:: DATA EXTRACT ::
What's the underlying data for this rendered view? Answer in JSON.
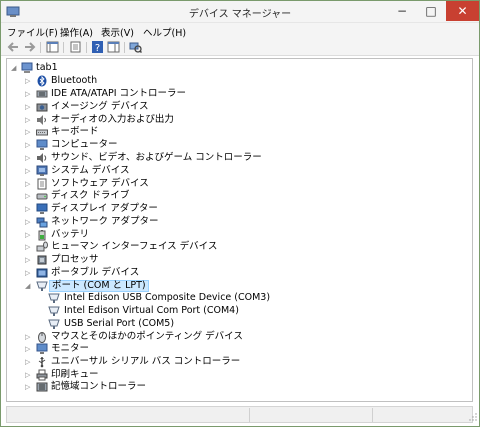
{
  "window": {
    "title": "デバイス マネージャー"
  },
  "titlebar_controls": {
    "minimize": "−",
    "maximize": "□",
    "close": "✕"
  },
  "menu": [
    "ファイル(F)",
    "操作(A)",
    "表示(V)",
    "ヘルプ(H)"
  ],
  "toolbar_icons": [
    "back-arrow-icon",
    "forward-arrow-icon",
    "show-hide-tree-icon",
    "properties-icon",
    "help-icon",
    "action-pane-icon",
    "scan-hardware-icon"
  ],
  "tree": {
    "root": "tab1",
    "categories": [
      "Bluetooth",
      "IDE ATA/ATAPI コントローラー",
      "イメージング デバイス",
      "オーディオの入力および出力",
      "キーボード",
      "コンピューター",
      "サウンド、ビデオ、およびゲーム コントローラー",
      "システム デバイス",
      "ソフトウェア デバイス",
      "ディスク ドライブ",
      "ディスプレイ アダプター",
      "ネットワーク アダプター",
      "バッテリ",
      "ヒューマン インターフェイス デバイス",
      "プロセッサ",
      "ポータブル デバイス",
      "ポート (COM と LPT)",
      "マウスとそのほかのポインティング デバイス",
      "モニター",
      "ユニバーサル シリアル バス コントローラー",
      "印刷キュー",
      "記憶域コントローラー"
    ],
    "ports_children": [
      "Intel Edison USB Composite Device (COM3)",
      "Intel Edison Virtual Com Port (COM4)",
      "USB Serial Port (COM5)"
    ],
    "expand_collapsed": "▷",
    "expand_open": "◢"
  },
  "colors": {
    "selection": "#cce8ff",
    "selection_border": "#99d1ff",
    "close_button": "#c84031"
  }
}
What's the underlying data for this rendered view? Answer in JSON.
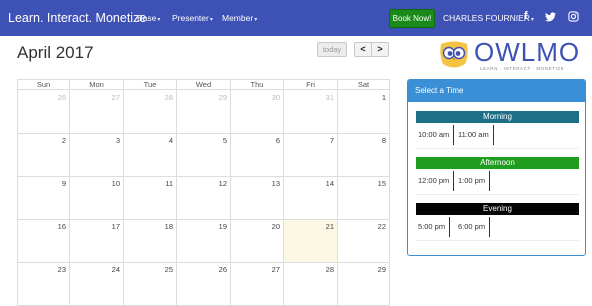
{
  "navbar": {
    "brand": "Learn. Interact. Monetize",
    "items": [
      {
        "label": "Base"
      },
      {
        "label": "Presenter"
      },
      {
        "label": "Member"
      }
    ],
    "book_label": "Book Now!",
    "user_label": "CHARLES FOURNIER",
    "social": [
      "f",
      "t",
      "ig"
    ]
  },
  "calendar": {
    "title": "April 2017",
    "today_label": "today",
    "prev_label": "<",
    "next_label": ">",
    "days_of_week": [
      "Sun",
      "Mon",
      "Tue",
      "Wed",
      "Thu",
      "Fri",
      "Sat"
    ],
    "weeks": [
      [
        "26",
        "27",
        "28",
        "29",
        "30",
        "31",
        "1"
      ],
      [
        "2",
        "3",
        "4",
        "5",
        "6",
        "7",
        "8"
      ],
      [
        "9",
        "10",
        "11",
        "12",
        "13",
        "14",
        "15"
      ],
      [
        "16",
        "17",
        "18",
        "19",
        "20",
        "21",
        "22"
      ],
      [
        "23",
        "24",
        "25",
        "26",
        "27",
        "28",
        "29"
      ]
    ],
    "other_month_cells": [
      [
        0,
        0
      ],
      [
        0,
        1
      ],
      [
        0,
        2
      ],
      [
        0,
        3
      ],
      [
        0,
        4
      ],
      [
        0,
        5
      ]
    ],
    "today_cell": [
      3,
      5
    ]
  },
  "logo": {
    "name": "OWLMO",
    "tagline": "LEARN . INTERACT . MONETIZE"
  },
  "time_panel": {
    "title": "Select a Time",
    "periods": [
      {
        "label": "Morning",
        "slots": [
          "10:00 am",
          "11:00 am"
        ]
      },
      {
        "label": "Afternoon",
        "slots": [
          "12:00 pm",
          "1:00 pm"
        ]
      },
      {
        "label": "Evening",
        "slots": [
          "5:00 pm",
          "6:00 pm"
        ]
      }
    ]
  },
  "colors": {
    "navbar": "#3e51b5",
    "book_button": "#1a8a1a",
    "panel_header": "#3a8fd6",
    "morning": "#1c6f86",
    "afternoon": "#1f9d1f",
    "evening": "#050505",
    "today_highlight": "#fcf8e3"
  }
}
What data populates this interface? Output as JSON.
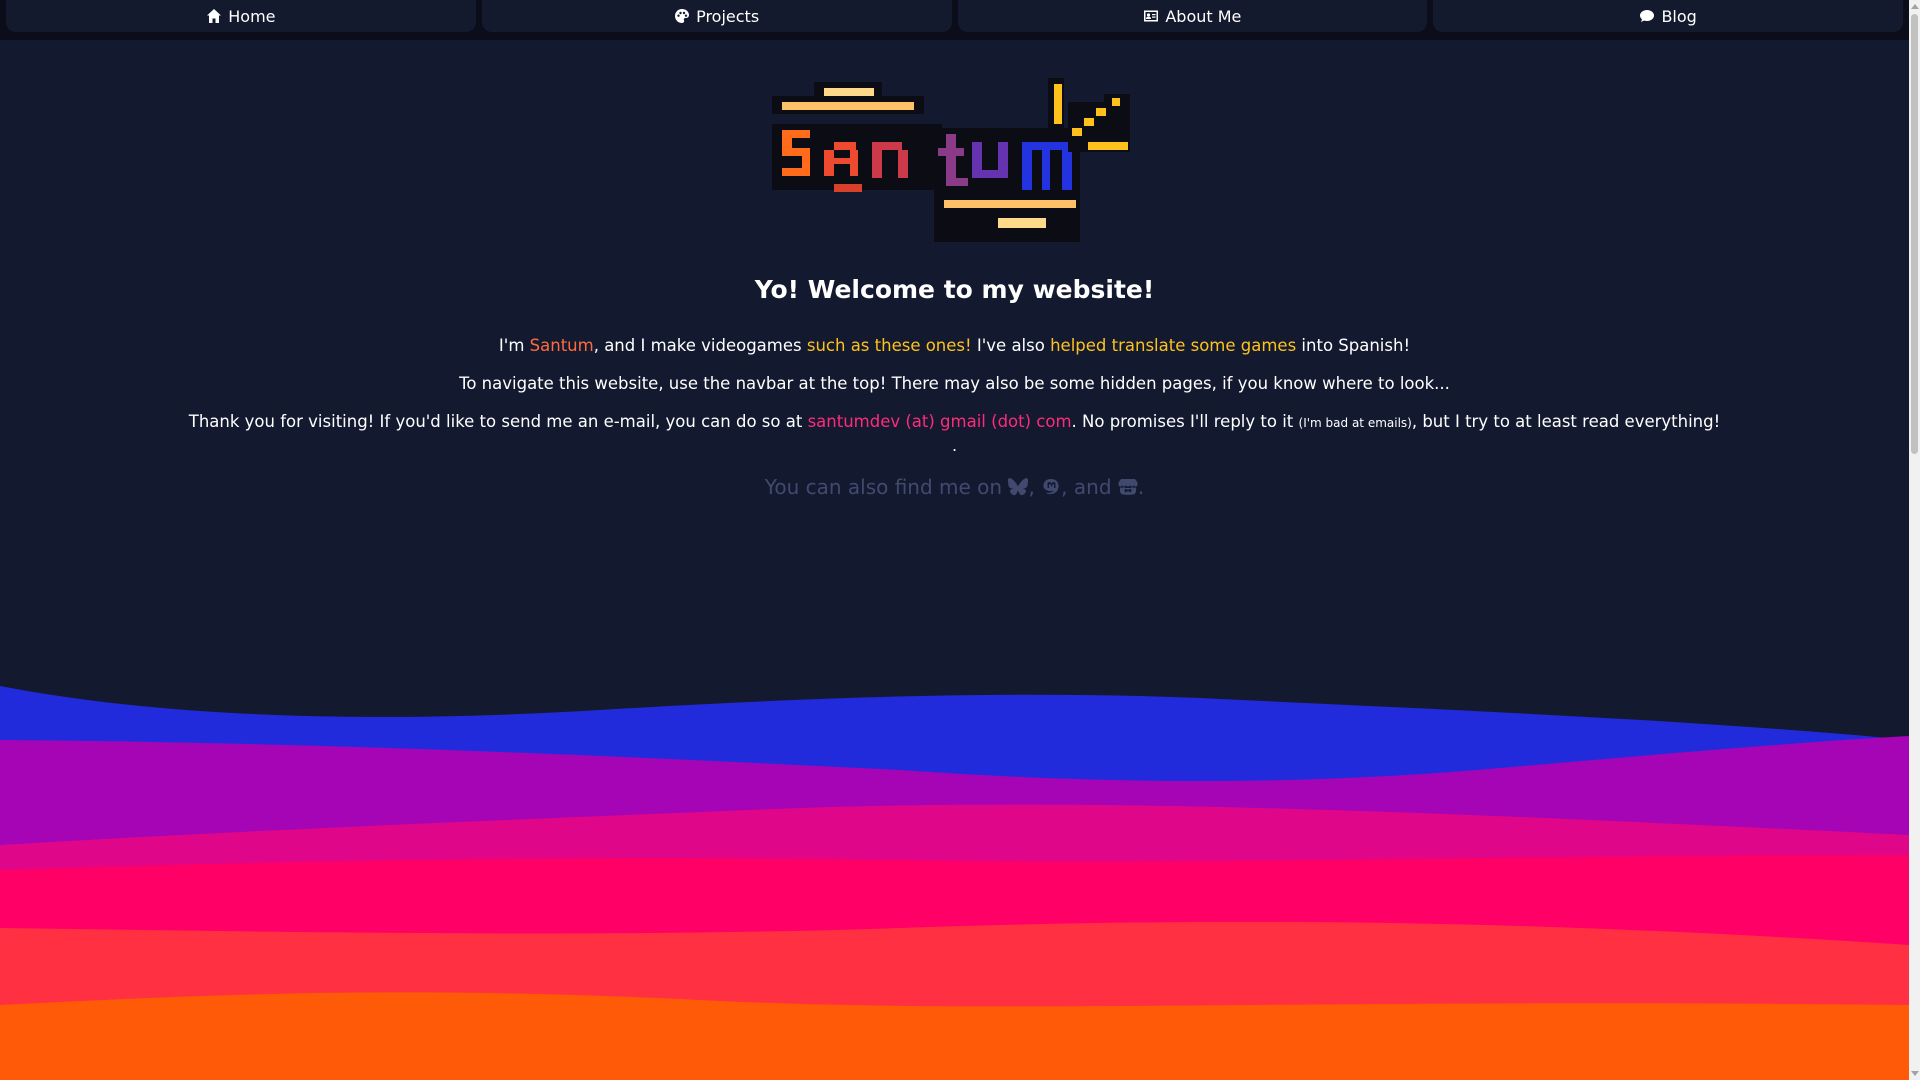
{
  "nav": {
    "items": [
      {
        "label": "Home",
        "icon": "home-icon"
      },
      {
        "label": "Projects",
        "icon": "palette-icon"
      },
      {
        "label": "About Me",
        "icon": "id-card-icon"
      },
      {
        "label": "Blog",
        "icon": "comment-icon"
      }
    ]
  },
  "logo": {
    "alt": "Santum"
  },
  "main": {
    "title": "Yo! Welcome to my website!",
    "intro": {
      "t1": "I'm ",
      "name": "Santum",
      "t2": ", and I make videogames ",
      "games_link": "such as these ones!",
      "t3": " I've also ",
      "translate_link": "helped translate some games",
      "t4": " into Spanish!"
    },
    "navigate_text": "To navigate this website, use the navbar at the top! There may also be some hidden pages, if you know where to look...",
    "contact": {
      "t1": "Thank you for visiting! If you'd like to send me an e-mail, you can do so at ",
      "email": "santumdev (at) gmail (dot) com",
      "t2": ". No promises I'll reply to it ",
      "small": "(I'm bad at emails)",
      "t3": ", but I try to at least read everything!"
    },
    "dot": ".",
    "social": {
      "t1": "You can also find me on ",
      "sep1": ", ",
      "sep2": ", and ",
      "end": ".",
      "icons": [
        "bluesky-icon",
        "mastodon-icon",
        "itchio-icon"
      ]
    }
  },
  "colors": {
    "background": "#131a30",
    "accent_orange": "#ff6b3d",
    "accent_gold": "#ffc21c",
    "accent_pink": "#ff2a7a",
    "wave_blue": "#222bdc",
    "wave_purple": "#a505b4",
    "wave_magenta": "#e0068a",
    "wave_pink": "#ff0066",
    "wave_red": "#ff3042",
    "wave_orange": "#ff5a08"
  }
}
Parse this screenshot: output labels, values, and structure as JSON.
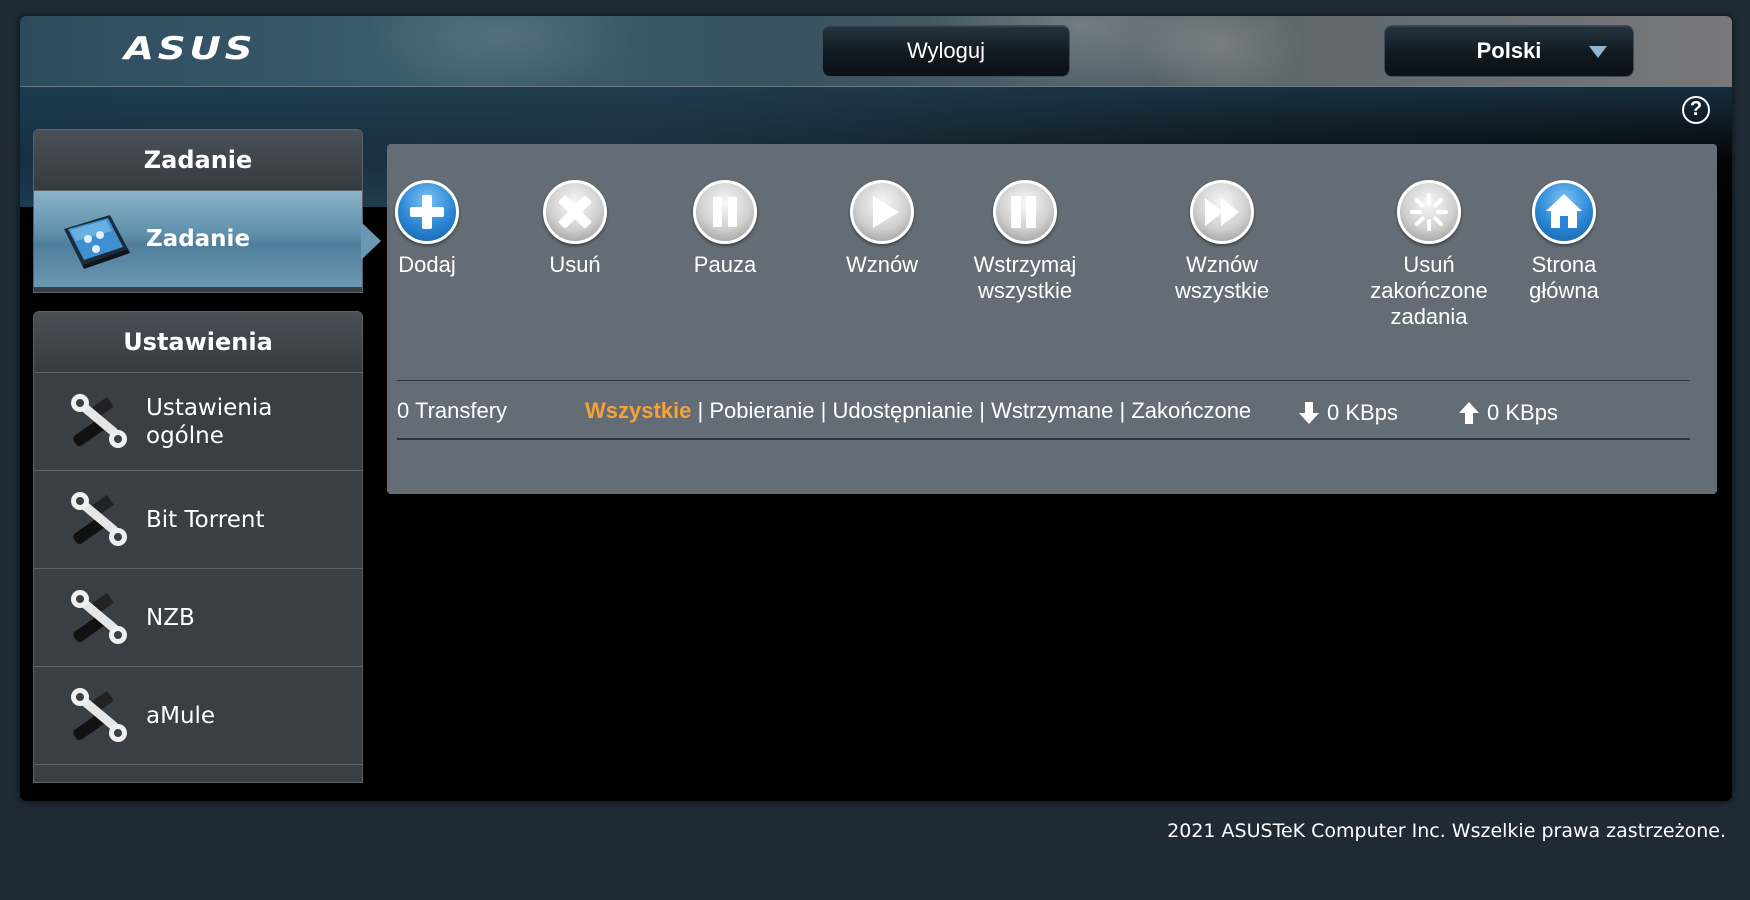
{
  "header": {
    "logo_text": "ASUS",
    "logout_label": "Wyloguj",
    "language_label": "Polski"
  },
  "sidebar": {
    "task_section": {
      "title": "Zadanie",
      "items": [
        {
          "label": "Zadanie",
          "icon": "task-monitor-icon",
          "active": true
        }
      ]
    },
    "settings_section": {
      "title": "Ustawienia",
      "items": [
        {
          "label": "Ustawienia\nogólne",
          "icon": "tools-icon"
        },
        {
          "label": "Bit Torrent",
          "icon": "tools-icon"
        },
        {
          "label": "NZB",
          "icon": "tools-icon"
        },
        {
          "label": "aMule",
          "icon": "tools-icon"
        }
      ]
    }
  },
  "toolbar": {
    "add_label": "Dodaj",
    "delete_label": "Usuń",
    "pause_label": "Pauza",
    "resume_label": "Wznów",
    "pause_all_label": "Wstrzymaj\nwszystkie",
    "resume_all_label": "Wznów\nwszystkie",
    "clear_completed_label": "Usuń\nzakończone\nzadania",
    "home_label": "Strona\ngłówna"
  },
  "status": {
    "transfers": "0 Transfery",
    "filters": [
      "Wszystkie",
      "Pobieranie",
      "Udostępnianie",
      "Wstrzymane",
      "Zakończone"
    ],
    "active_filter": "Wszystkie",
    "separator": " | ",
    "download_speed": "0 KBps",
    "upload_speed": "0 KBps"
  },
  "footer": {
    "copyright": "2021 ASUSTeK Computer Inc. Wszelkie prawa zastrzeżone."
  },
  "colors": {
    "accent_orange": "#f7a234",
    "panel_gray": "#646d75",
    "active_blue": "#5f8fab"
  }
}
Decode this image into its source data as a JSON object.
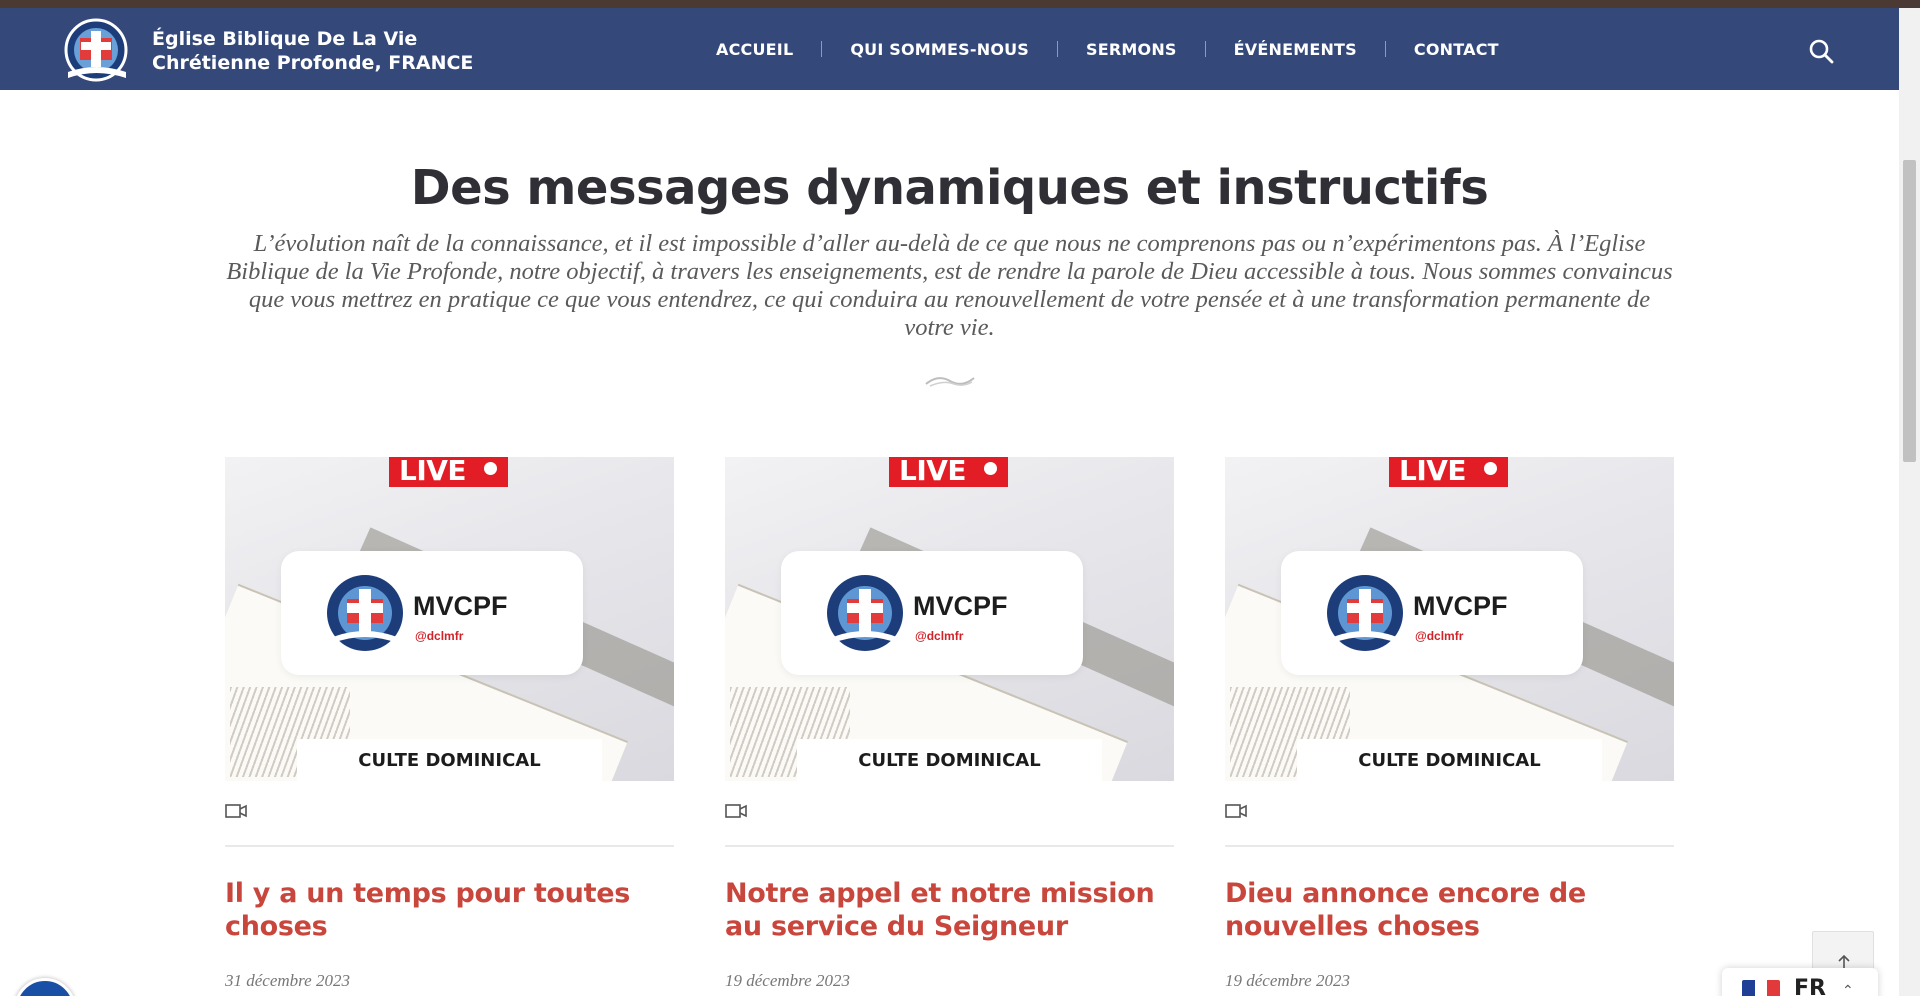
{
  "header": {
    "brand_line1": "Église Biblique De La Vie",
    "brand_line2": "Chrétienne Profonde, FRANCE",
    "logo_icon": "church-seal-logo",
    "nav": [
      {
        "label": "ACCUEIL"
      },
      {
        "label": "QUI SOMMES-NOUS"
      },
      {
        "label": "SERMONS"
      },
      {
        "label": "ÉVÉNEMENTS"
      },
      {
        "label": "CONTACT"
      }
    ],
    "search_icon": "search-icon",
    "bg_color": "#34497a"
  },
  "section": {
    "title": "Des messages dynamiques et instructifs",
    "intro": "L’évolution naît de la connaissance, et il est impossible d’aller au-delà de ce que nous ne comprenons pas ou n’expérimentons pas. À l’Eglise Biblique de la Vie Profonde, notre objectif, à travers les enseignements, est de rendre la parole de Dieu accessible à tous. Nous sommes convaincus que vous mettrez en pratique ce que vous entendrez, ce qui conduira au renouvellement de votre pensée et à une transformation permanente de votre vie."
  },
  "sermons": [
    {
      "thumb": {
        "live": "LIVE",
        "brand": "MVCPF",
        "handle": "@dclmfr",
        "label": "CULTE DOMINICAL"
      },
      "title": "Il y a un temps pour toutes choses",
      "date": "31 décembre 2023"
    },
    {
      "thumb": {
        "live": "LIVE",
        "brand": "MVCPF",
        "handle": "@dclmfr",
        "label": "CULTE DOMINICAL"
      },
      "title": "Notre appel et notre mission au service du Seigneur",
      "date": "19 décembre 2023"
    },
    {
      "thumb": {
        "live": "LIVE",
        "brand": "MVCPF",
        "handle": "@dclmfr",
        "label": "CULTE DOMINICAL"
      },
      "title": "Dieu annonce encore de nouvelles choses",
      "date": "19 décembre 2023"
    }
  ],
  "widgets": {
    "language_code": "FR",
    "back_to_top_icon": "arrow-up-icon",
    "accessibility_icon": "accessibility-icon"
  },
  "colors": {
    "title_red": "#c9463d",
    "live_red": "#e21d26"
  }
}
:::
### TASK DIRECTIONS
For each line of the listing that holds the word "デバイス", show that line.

### WRITTEN REPLY
    "title": "デバイス マネージャー"
      "イメージング デバイス",
      "システム デバイス",
      "ソフトウェア デバイス",
      "ヒューマン インターフェイス デバイス",
      "ポータブル デバイス",
      "マウスとそのほかのポインティング デバイス",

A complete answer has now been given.